We review new gaming keyboards from Logitech, Razer, SteelSeries, Thermaltake and Gigabyte. Five will enter, one (or maybe two) will leave...
As time goes on, the gaming peripheral space gets more and more crowded. With an abundance of products available from industry staples like Logitech, Razer and SteelSeries, finding the right keyboard, mouse or headset can be difficult if only because of the wide array of choice. However, that doesn’t stop other companies like Gigabyte and Thermaltake from entering the fray. While experts in their respective fields (motherboards, power supplies and so forth), those companies are relative newcomers to PC peripheral space. Will the new kids on the block take out the tried and true veterans? Let’s find out.
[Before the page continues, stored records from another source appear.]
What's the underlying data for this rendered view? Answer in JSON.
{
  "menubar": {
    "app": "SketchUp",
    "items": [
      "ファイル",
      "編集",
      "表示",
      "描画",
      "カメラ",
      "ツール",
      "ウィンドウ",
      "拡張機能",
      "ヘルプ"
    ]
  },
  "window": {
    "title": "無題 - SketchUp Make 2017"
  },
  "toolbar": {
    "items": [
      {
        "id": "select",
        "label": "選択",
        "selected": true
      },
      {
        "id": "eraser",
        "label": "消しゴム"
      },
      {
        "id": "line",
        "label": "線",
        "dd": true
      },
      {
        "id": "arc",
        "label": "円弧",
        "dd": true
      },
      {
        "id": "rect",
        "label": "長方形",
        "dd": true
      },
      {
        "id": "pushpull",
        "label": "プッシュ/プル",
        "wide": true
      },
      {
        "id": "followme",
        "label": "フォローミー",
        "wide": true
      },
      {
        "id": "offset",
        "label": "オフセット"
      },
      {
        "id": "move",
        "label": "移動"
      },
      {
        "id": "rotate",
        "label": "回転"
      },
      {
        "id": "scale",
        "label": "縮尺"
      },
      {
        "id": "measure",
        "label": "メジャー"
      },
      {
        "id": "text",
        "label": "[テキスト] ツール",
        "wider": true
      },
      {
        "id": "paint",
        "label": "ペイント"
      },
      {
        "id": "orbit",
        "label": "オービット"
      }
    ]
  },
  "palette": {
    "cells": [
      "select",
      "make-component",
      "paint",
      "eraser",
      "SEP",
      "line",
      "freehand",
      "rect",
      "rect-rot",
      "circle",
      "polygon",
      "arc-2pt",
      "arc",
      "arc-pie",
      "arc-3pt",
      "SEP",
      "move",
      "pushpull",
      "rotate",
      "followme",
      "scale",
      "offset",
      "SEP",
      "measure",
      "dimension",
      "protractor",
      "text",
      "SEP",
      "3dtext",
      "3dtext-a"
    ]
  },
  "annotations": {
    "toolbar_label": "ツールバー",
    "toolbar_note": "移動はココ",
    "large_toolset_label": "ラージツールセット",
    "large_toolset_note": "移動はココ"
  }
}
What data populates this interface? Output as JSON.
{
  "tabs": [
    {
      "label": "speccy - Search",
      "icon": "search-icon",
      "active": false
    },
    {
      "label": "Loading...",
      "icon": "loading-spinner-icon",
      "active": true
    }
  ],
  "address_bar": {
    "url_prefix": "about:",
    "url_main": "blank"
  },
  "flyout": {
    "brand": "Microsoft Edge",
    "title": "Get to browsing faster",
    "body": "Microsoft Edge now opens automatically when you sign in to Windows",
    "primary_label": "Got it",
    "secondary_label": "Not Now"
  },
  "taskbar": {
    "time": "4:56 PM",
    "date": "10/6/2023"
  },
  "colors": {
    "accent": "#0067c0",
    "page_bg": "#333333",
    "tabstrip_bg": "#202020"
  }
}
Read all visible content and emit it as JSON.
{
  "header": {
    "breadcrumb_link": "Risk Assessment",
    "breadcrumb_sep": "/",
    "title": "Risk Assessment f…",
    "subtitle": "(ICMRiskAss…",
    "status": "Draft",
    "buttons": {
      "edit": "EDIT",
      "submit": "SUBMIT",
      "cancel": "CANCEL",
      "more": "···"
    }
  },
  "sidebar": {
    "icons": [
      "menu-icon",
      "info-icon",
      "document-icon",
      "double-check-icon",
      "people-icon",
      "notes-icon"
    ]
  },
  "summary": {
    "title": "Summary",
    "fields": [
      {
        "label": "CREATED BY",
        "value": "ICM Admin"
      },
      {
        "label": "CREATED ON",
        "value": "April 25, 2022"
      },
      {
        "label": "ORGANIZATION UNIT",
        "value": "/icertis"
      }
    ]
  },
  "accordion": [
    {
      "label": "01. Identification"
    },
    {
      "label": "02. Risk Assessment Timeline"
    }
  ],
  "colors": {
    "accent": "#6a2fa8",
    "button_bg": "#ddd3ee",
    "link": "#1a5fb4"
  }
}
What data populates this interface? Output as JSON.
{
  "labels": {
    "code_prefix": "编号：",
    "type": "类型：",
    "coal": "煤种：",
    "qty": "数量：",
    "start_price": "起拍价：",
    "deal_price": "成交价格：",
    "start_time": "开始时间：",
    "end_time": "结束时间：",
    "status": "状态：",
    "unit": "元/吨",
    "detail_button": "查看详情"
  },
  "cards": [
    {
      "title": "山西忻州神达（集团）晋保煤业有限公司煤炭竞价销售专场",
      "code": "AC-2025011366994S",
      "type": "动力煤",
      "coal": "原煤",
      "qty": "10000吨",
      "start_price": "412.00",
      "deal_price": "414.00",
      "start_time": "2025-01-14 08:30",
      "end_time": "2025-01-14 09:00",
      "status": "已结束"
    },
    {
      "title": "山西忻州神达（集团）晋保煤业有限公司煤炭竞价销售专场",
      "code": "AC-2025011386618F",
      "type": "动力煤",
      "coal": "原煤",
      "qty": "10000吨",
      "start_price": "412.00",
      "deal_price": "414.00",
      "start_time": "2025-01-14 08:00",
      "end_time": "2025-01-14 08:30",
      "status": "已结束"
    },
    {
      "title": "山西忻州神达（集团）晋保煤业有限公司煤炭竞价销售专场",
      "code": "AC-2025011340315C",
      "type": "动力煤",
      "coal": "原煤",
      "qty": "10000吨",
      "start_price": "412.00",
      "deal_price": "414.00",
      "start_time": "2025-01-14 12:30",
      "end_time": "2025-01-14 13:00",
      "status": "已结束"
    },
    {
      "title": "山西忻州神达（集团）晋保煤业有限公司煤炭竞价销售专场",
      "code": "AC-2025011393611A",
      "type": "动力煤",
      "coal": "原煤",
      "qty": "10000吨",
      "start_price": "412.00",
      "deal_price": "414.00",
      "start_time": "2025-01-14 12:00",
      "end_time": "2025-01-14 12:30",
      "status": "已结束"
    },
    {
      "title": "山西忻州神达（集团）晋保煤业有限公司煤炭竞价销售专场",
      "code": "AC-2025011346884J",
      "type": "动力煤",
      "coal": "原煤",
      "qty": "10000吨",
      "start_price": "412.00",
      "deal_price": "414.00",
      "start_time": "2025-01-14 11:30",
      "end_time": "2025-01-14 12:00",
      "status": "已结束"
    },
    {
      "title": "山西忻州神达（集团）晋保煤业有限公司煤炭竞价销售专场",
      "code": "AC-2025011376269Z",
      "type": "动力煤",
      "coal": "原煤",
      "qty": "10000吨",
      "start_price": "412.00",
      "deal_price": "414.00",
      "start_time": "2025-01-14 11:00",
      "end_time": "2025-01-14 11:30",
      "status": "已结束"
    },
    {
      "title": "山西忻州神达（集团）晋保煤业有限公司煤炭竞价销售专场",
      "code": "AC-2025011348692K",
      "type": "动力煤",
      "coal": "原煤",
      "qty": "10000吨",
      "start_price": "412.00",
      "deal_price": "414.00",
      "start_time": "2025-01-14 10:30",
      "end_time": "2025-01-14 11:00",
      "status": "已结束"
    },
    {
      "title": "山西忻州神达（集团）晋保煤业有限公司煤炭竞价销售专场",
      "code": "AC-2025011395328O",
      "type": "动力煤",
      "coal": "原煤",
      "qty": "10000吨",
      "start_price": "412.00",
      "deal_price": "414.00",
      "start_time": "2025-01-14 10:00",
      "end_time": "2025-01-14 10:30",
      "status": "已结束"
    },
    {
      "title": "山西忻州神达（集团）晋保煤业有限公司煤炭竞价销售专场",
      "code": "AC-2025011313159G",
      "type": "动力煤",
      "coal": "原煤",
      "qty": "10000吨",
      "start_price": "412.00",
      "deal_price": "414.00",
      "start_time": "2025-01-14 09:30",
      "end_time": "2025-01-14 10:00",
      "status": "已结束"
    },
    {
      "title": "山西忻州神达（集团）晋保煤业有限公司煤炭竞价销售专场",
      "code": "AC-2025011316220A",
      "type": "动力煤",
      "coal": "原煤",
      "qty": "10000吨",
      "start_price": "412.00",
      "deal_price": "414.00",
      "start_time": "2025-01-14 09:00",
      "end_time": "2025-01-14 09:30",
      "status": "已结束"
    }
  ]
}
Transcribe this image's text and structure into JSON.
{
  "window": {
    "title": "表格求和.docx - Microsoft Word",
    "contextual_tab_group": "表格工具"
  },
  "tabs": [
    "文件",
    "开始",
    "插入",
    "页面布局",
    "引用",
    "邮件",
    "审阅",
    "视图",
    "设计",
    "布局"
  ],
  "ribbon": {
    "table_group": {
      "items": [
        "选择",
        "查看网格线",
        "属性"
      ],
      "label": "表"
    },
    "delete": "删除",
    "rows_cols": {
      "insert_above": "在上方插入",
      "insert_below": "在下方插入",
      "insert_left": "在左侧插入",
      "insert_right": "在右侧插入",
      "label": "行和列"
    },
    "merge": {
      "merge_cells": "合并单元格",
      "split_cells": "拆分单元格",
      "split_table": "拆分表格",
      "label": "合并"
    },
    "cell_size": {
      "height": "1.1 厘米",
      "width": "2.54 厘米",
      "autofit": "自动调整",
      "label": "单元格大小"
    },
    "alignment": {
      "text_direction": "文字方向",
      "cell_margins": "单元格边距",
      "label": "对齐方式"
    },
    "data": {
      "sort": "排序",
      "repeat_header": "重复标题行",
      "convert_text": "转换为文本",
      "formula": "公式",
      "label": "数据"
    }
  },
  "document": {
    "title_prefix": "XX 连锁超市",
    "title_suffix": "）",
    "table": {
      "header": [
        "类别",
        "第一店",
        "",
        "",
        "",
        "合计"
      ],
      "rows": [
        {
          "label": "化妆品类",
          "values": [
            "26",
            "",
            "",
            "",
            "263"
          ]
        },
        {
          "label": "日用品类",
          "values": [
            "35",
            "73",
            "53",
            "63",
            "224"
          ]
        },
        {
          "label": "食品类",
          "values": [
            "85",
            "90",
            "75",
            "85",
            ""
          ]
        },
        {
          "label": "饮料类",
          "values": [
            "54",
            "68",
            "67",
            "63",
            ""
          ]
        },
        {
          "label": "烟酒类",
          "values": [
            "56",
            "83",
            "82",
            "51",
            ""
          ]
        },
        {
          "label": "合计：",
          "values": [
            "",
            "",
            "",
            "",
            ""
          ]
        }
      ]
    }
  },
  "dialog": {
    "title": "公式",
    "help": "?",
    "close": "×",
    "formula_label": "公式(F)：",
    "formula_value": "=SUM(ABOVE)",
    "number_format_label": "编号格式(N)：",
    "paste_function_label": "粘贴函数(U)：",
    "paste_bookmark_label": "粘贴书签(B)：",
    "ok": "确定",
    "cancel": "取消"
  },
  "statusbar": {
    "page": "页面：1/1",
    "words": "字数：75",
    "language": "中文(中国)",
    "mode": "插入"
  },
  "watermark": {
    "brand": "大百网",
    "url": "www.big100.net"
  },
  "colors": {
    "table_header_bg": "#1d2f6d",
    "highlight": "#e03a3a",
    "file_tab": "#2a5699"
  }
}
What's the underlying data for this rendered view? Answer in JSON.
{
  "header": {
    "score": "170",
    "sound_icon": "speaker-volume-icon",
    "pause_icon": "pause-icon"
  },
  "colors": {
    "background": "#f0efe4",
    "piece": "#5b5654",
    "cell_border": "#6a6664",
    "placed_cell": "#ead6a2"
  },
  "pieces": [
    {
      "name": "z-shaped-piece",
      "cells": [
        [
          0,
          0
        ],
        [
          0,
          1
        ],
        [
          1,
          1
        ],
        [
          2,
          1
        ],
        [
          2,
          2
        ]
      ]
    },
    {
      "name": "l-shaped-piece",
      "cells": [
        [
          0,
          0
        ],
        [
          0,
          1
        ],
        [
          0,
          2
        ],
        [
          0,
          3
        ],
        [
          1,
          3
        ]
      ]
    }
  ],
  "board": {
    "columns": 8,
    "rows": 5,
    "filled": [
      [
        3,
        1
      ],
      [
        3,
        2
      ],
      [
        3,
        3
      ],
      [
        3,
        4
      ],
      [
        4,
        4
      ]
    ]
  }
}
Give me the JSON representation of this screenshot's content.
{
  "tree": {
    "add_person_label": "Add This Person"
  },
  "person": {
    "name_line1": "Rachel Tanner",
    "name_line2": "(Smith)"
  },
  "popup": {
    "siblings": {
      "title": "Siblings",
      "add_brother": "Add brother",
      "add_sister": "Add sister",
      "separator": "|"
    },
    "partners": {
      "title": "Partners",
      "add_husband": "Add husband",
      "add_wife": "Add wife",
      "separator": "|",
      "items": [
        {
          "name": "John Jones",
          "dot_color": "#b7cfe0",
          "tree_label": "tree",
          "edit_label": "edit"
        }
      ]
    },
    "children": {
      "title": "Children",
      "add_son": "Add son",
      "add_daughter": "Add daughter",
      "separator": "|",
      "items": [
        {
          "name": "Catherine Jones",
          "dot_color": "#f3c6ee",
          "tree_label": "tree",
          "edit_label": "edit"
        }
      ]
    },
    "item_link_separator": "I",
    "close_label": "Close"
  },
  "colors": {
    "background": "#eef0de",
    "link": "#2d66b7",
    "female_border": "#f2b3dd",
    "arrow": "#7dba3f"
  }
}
These five keyboards will be tested in this roundup: The Logitech G510, Gigabyte Aivia, Thermaltake Challenger Pro, SteelSeries 6Gv2, and Razer BlackWidow Ultimate. They will be judged in five different categories, including design, build quality, value, features, and performance. Of the five categories, value and features are the two most closely linked.
It’s important to note that two of the keyboards (SteelSeries and Razer) are mechanical, while the other three used the traditional rubber membrane. Mechanical keyboards use a mechanical switch to communicate keystrokes from the keyboard to the computer. The result is a more satisfying click when a button is depressed. Membrane keyboards uses a small rubber dome that, when pressed, bring two circuits together to send a signal to the PC. Most keyboards use this tech, and while there are a number of differences between membrane and mechanical, the biggest is tactile feedback. That said, the Razer and SteelSeries boards will be competing against each other more than against the other three boards in this roundup.
Some piece of the PC gaming pie already has a preference when it comes to mechanical or membrane keyboards...but that doesn't mean you should discount one type or the other. If you're a dyed-in-the-wool mechanical nut, you should still give the G510, Aivia, and Challenger Pro a look (and feel, if you can find a demo unit at a friends house or Best Buy somewhere). If you find yourself using whatever membrane-based keyboard that's laying around, you might enjoy the tactile feedback and overall feel of a mechanical board. In the end, look at all five of these keyboards before judging either type too harshly.